Search the entries for the word "label" and copy each line that has it.

[Data records — start]

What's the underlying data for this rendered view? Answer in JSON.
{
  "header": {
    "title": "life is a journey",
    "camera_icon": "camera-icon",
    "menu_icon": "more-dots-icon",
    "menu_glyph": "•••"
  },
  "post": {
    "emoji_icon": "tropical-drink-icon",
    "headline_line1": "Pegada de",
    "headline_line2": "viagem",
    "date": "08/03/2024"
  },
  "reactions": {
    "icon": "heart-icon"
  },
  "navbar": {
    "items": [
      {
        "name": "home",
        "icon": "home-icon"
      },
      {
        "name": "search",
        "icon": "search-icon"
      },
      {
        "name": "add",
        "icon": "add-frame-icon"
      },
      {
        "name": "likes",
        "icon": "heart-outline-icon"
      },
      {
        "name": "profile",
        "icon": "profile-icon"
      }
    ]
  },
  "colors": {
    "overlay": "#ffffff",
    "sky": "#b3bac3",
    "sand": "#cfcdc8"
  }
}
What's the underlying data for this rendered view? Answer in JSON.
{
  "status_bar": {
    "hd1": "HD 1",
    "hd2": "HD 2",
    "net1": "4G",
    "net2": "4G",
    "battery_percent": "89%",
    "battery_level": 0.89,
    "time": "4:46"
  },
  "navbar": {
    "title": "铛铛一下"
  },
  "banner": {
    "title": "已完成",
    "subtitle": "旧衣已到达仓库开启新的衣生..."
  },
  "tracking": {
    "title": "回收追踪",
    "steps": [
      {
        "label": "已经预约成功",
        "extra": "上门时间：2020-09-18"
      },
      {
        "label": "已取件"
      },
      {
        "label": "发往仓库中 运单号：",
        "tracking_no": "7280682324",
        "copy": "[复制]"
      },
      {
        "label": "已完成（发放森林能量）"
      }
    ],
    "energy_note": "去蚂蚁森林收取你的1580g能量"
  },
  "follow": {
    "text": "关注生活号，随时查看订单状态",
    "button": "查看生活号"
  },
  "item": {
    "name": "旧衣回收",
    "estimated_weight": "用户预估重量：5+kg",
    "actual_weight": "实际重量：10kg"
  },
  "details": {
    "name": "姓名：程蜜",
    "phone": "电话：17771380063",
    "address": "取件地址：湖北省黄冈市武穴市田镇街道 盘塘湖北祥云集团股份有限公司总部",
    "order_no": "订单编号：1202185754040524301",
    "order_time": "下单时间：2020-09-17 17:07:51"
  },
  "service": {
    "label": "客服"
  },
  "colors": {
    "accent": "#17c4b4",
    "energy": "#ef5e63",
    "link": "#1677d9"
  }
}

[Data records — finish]

▶ **Output for this exercise**
        "label": "已经预约成功",
        "label": "已取件"
        "label": "发往仓库中 运单号：",
        "label": "已完成（发放森林能量）"
    "label": "客服"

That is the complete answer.